Nucleation of Domains of Reverse Magnetization and Switching Characteristics of Magnetic Materials
Goodenough, John B.; Menyuk, Norman

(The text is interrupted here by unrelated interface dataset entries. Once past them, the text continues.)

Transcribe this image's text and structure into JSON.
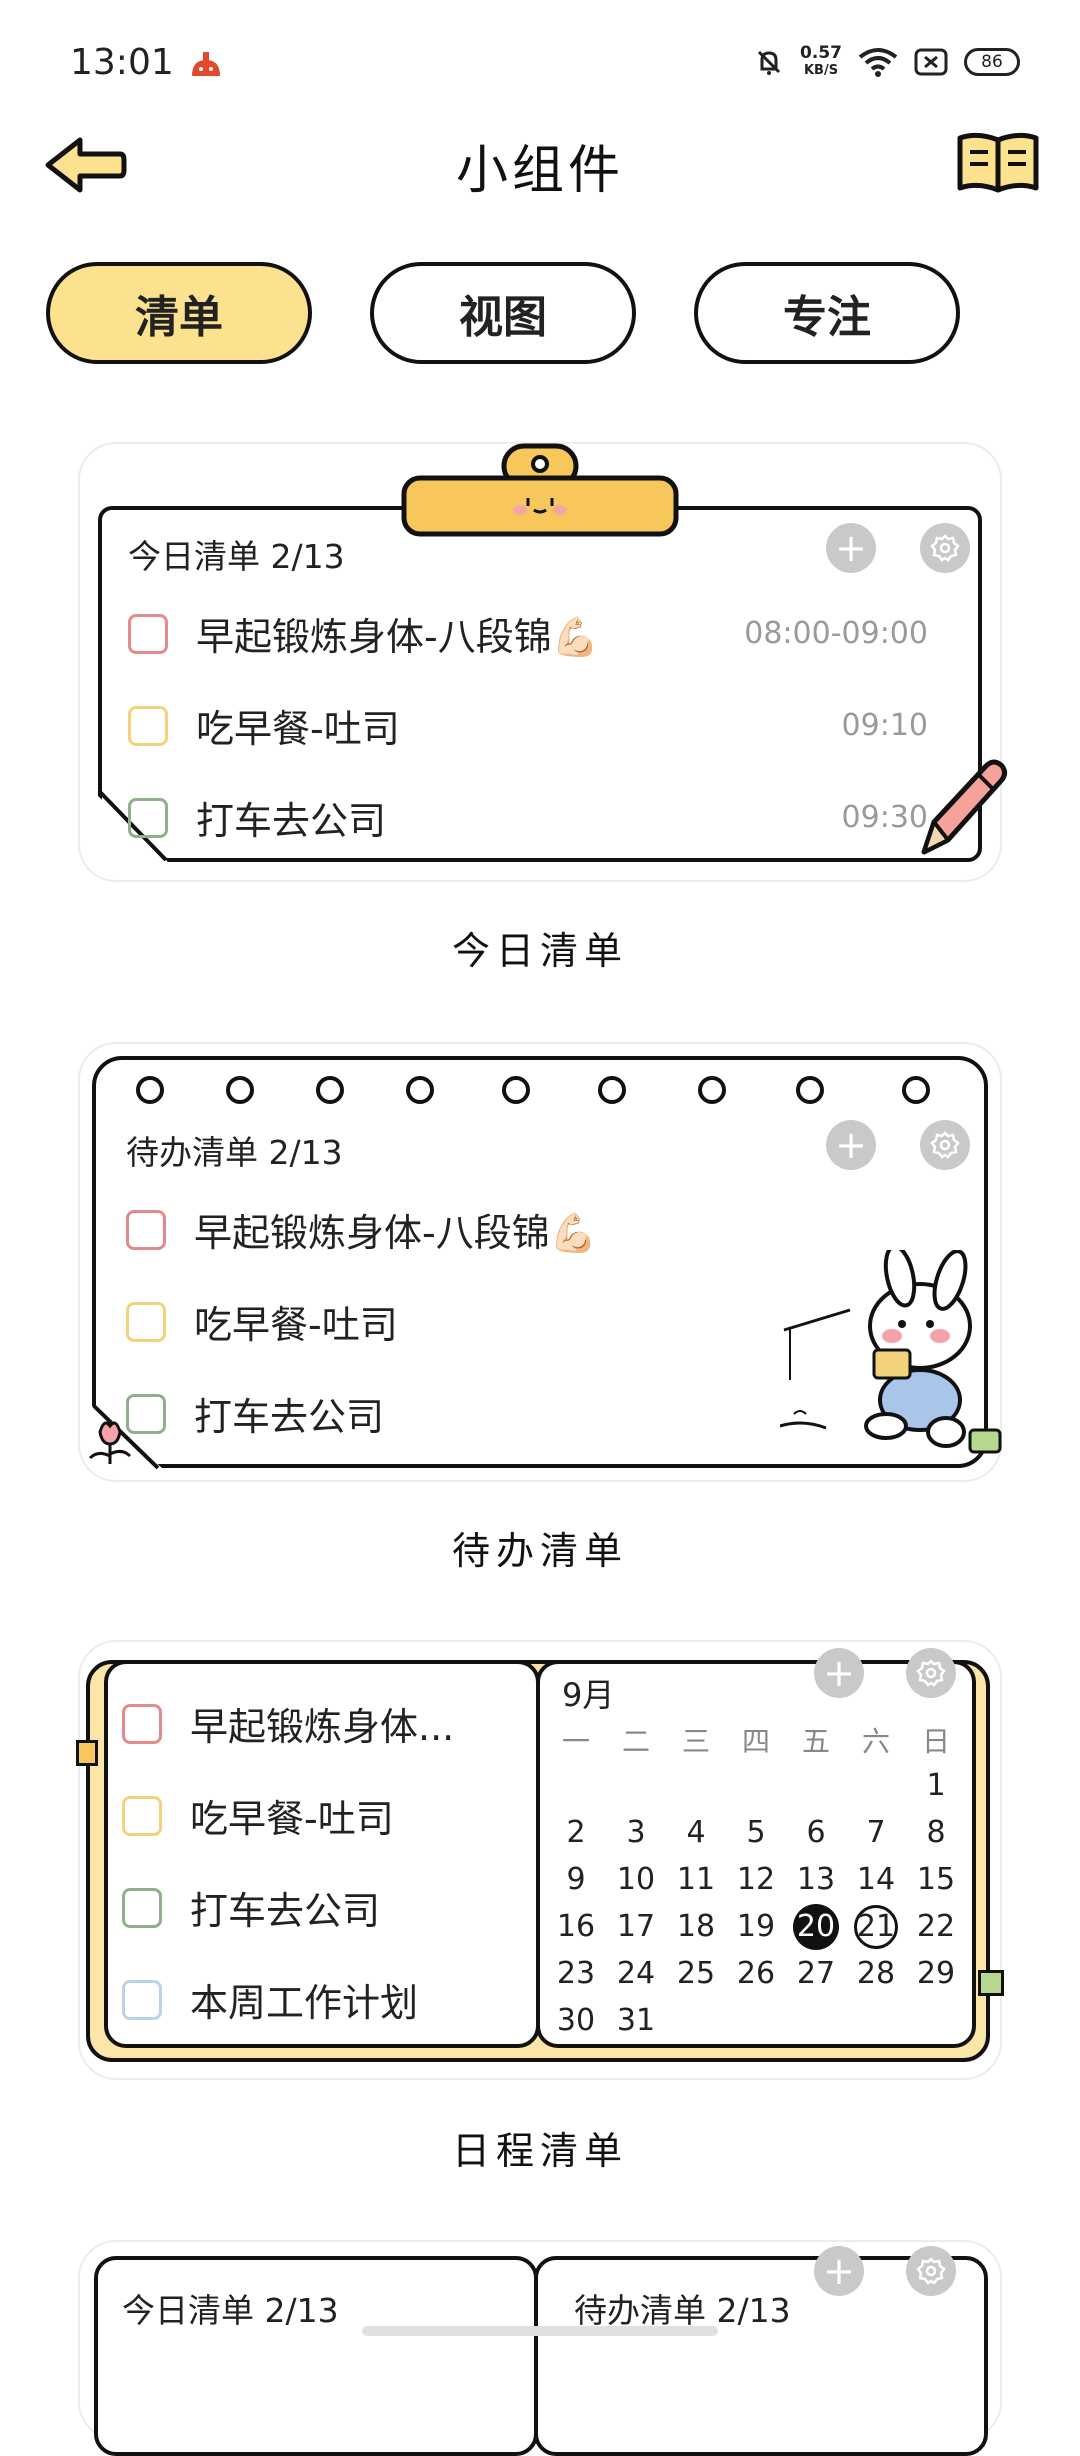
{
  "status_bar": {
    "time": "13:01",
    "speed_value": "0.57",
    "speed_unit": "KB/S",
    "battery": "86"
  },
  "header": {
    "title": "小组件",
    "back_icon": "back-arrow-icon",
    "book_icon": "open-book-icon"
  },
  "tabs": [
    {
      "label": "清单",
      "active": true
    },
    {
      "label": "视图",
      "active": false
    },
    {
      "label": "专注",
      "active": false
    }
  ],
  "widgets": {
    "today": {
      "heading": "今日清单 2/13",
      "caption": "今日清单",
      "tasks": [
        {
          "title": "早起锻炼身体-八段锦💪🏻",
          "time": "08:00-09:00",
          "color": "#e58a8a"
        },
        {
          "title": "吃早餐-吐司",
          "time": "09:10",
          "color": "#f2d27a"
        },
        {
          "title": "打车去公司",
          "time": "09:30",
          "color": "#8fb08a"
        }
      ]
    },
    "todo": {
      "heading": "待办清单 2/13",
      "caption": "待办清单",
      "tasks": [
        {
          "title": "早起锻炼身体-八段锦💪🏻",
          "color": "#e58a8a"
        },
        {
          "title": "吃早餐-吐司",
          "color": "#f2d27a"
        },
        {
          "title": "打车去公司",
          "color": "#8fb08a"
        }
      ]
    },
    "schedule": {
      "caption": "日程清单",
      "tasks": [
        {
          "title": "早起锻炼身体...",
          "color": "#e58a8a"
        },
        {
          "title": "吃早餐-吐司",
          "color": "#f2d27a"
        },
        {
          "title": "打车去公司",
          "color": "#8fb08a"
        },
        {
          "title": "本周工作计划",
          "color": "#b9d4ea"
        }
      ],
      "calendar": {
        "month": "9月",
        "weekdays": [
          "一",
          "二",
          "三",
          "四",
          "五",
          "六",
          "日"
        ],
        "first_weekday_index": 6,
        "days": 31,
        "today": 20,
        "selected": 21
      }
    },
    "combo": {
      "left_heading": "今日清单 2/13",
      "right_heading": "待办清单 2/13"
    }
  },
  "colors": {
    "accent_yellow": "#fce28e",
    "button_gray": "#c9c9c9"
  }
}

The critical requirements for a ferromagnetic memory core are reviewed. Domains of reverse magnetization must form and grow within a core if its induction is to be reversed. The nature of the nucleation centers for these reverse domains will affect the shape of the hysteresis loop and the switching time. Inclusions, grain boundaries, and crystalline surfaces are analyzed as lattice imperfections which could act as nucleating centers. It is concluded that the grain boundaries are the most probable nucleation centers in most polycrystalline materials. It is shown that the criterion for a square hysteresis loop is L(cosϴ[subscript 1] - cosϴ[subscript 2])[superscript 2] < Const. ϴ[subscript w]/I[subscript B][superscript 2] where L is the average grain dianeter, ϴ[subscript 1] and ϴ[subscript 2] are the respective angles made by the magnetization vector of two neighboring grains with the normal to their common surface, ϴ[subscript W] is the surface domain wall energy density, and I[subscript S] is the saturation magnetization of the sample. This explains why loops can be squared by the alignment of a direction of easy magnetization from grain to grain. It also reveals that materials which are not so aligned may have square loops if I[subscript S] is sufficiently small. The switching time T for cores which are driven at fields roughly twice the coercive force (optimum operating conditions for a memory core) is related to the coercivity through the relation H[subscript C] T = S[subscript W] where the switching coefficient S[subscript W] is a constant of the material. Experimental agreement with this model is found.